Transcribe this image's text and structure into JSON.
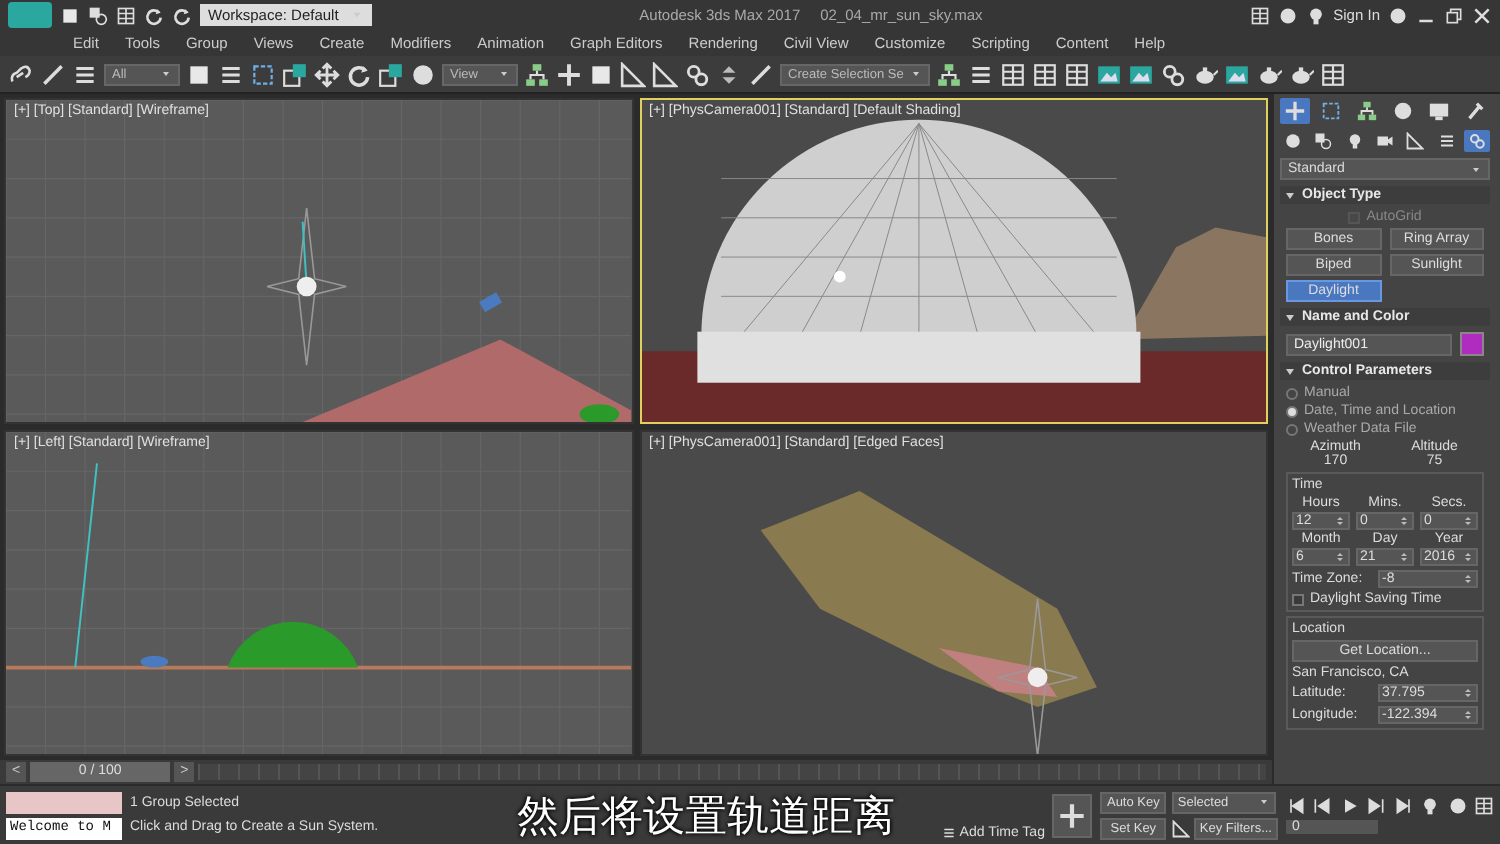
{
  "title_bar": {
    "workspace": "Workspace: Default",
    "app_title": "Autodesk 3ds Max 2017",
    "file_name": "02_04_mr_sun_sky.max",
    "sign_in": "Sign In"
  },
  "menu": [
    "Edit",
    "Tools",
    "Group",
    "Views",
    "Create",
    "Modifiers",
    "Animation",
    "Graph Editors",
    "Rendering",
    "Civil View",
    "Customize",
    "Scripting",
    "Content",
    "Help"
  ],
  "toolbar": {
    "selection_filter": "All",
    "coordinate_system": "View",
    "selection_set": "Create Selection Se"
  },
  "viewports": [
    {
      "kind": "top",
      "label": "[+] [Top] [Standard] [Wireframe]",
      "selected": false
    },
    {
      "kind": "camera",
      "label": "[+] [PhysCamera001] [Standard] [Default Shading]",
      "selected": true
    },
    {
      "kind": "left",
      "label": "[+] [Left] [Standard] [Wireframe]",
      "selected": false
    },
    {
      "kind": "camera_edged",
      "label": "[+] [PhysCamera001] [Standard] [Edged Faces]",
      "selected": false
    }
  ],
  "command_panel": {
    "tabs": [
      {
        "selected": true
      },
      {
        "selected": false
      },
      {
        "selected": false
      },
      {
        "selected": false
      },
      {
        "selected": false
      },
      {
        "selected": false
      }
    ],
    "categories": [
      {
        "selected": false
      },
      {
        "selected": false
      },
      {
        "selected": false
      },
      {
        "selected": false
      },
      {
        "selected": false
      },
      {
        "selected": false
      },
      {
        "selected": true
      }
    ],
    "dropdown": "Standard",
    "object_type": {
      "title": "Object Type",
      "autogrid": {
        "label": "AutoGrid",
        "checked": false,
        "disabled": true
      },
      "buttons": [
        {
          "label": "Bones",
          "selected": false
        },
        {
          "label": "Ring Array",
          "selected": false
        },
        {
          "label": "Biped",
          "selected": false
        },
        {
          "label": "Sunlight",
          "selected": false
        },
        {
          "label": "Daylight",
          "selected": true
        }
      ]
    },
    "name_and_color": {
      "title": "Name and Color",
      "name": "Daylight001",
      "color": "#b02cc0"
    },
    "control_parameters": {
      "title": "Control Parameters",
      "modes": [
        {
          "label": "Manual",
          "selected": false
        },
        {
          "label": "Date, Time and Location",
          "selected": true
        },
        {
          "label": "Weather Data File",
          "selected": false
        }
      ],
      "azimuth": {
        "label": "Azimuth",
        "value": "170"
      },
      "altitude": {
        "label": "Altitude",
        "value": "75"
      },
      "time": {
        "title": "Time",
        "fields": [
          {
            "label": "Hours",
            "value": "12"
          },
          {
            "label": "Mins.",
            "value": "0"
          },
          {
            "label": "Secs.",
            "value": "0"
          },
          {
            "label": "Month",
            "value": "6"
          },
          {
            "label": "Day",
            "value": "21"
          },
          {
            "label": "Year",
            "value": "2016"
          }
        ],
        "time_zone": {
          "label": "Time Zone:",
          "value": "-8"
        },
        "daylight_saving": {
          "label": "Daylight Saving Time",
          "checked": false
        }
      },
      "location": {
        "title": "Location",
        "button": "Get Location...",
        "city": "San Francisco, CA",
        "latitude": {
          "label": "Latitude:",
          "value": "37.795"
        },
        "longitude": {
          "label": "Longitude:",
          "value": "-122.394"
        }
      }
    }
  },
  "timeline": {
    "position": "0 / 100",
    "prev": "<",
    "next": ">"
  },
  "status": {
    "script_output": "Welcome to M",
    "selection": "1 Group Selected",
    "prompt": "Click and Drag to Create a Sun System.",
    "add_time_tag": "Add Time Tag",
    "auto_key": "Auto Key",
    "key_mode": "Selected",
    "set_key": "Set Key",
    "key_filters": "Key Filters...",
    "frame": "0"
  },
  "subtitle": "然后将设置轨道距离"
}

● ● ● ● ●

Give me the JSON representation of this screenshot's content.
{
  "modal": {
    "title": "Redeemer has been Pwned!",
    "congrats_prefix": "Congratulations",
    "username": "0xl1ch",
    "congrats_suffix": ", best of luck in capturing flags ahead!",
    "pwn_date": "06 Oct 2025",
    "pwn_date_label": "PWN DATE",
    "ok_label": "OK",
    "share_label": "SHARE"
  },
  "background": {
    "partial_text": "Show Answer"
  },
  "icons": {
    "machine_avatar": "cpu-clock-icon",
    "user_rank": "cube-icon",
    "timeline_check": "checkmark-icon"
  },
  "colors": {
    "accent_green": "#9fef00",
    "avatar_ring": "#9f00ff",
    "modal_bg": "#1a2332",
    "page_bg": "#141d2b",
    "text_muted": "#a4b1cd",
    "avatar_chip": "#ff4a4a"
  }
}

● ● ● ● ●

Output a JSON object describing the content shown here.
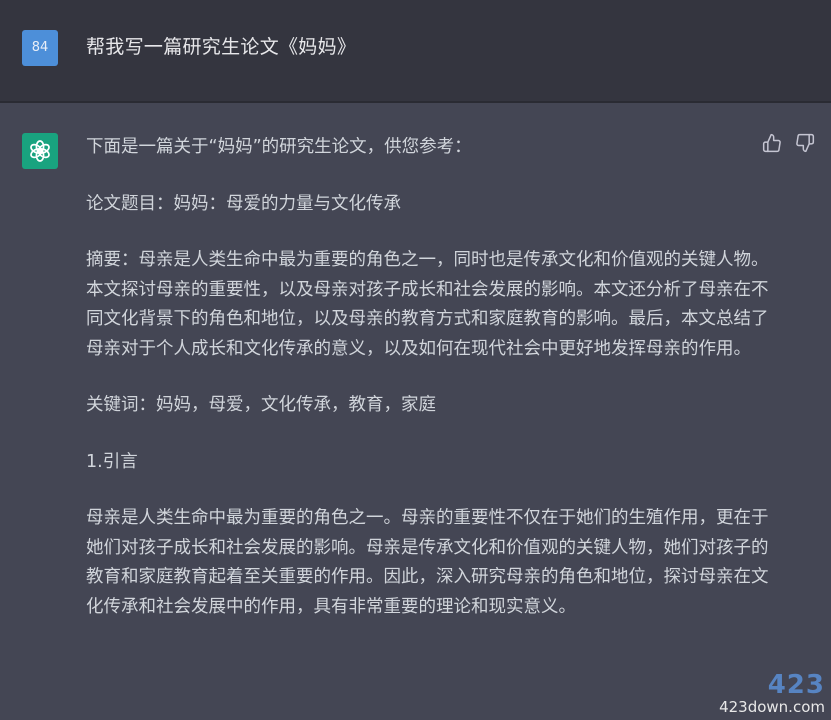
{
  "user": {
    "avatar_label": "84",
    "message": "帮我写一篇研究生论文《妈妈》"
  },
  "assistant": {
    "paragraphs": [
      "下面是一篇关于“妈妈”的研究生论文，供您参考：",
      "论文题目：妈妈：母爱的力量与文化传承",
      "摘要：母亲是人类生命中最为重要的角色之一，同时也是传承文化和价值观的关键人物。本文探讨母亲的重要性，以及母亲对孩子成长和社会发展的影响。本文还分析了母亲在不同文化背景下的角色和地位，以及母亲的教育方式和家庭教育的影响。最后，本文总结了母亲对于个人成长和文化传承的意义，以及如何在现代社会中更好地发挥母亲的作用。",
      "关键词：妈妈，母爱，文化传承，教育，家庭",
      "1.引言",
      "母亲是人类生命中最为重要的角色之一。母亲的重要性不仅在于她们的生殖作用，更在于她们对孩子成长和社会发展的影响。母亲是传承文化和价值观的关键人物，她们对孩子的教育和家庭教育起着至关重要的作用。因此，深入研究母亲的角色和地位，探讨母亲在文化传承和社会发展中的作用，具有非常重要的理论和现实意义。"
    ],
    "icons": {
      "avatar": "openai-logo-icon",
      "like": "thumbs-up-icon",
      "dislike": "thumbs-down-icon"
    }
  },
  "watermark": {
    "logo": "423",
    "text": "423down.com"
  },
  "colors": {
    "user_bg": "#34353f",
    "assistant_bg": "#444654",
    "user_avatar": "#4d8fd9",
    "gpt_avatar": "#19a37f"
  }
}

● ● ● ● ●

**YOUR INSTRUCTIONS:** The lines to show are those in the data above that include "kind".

**SOLUTION TO THIS TASK:**
      "kind": "top",
      "kind": "camera",
      "kind": "left",
      "kind": "camera_edged",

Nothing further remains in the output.